The beach (or the cat box) refers to sand traps.
- The golfer found himself in the beach after a wayward shot, and had to use his sand wedge to extricate his ball from the trap.
The can refers to the hole.
- He made a great putt from 20 feet out and the ball dropped into the can for a birdie.
carpet (dance floor)
The carpet (or the dance floor) refers to the putting green.
- He was able to sink a long putt thanks to the smooth carpet on the green.
chill dip (fat shot or chunk shot)
A chill dip (also known as a fat shot or a chunk shot) is when your stroke hits the ground before hitting the ball.
- After hitting a fat shot, the golfer watched in dismay as the ball traveled only a short distance and landed in the rough.
The dawn patrol are golfers who play in the morning.
- I love getting out on the course for a dawn patrol round before the heat of the day sets in.
dog track (goat track)
The dog track (or goat track) is a poorly maintained golf course.
- I played at the local dog track yesterday, and the greens were in terrible shape.
A dribbler is to hit (a golf ball) without much force so that it bounces slowly along the ground.
- The golfer's shot was a dribbler, barely making it past the tee box and causing them to lose ground on the hole.
duck hook (snap hook)
A duck hook (or a snap hook) is a pronounced and unintended hook in golf.
- The golfer hit a duck hook, with the ball curving sharply to the left and landing in the trees.
A duff (or a flub) is a bad shot in golf.
- The golfer duffed their shot, hitting the ground before the ball and causing it to go only a short distance.
A duffer (or a hacker) is a bad golfer.
- The way he played in the tournament indicated that he was a true duffer.
The first tee is where the game begins.
- On the morning of his first golf tournament, John arrived at the clubhouse, feeling nervous as he stepped onto the first tee.
Fore is shouted when the ball is heading toward someone.
- "Fore!" shouted the golfer, as the ball sailed off course and headed straight for the group of players on the adjacent hole.
A gimme is a short putt in golf conceded to an opponent in casual or match play.
- The putt was short enough that the golfer was given a gimme, meaning they didn't need to take the shot and could simply pick up the ball.
The jungle (or the cabbage) refers to the rought.
- I hit my ball into the jungle on the right side of the fairway and had to take a penalty stroke to get it back into play.
The lie is the position or location of the ball during play.
- The golfer's ball had a difficult lie in the rough, nestled in thick grass and positioned awkwardly, making it tricky for them to hit their next shot.

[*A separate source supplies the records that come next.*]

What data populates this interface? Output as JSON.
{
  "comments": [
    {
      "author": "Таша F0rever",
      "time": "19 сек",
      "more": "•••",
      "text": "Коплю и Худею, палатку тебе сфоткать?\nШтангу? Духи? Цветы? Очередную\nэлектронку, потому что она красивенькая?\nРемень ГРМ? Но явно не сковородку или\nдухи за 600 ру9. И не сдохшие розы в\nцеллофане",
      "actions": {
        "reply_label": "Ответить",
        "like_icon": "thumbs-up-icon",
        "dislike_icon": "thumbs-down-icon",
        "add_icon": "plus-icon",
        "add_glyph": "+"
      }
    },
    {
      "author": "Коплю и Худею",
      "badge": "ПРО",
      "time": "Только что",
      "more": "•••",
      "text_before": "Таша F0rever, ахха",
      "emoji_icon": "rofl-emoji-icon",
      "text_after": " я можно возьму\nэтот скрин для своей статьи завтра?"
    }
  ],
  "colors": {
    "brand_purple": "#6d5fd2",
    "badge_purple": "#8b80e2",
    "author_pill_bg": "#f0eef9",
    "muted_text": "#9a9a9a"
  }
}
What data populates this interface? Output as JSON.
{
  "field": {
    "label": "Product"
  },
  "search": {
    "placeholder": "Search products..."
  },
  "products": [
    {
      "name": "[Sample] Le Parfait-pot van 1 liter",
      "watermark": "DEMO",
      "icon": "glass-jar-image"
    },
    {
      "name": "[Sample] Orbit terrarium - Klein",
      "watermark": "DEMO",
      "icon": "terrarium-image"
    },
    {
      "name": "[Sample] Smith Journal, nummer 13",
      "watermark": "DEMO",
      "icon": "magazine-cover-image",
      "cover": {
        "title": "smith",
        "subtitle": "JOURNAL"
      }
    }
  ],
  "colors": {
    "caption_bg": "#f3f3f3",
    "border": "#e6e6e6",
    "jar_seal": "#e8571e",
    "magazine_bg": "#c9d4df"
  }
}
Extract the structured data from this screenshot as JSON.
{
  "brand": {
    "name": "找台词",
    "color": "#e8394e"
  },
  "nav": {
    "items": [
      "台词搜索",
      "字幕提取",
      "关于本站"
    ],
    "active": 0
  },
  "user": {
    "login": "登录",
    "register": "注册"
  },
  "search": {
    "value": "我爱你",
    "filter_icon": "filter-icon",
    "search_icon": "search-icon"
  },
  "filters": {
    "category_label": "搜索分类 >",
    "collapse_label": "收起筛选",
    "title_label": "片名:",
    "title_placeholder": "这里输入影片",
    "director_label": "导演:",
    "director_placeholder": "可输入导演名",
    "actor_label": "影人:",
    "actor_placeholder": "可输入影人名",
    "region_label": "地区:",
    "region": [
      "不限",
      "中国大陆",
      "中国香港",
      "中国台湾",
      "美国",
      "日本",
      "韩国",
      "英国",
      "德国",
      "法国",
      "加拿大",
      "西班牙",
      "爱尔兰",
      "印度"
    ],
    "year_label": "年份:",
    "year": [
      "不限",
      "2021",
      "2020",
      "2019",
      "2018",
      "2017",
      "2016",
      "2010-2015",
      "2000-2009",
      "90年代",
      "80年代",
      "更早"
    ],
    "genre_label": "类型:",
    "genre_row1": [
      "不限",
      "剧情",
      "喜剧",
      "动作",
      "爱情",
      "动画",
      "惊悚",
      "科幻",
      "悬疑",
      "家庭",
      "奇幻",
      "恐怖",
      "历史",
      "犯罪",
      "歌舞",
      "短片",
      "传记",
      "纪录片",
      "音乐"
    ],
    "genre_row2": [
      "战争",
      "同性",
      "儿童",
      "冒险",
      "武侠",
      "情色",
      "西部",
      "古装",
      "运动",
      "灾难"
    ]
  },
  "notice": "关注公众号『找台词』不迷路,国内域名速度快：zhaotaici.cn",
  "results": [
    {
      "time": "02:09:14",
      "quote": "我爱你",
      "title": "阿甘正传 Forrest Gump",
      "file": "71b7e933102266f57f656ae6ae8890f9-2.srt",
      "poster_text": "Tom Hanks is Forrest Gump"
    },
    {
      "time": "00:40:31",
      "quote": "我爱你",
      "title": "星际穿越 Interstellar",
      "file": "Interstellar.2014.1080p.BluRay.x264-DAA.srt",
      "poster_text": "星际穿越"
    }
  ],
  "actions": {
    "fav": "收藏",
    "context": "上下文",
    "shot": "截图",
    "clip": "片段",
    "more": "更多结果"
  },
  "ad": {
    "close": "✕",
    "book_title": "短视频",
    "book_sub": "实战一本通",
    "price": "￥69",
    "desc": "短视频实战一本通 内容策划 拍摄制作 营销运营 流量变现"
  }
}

A loft is to propel a ball high into the air or the angle of the face of the golf club head.
- When a golfer uses a club with a lot of loft, the ball will typically travel higher and shorter than a ball hit with a lower lofted club.
A long game is the phase of golf in which distance driving is a factor of first importance.
- She has been practicing her long game a lot recently, and it has paid off with some impressive drives and iron shots on the course.
A loop refers to working as a caddie for a round of golf.
- I spent the summer working as a loop at the local golf course, carrying bags and giving advice to golfers on the course.
The nineteenth hole is the golf club bar.
- After finishing their game, the golfers headed straight to the nineteenth hole to enjoy some drinks and socialize.
A rainmaker is a golf shot with a very high trajectory.
- The golfer's shot was a rainmaker, flying high and far before landing gracefully on the green.
A short game is the phase of golf in which accuracy of direction and control of limited distance (as in approach play or putting) are factors of first importance.
- The short game, which includes putting, chipping, and pitching, is often considered the most important aspect of a golfer's game.
A whiff is a bad golf stroke that misses the ball.
- The golfer missed the ball entirely with their swing, resulting in a whiff and an embarrassing moment.
A worm burner is a golf shot where the ball never gets more than a few inches off the ground.
- The golfer hit a worm burner, with the ball barely leaving the ground and rolling along the fairway.
A yank is a golf shot where a putt is pulled sharply to the left.
- The golfer yanked their shot, hitting the ball to the left and missing their intended target.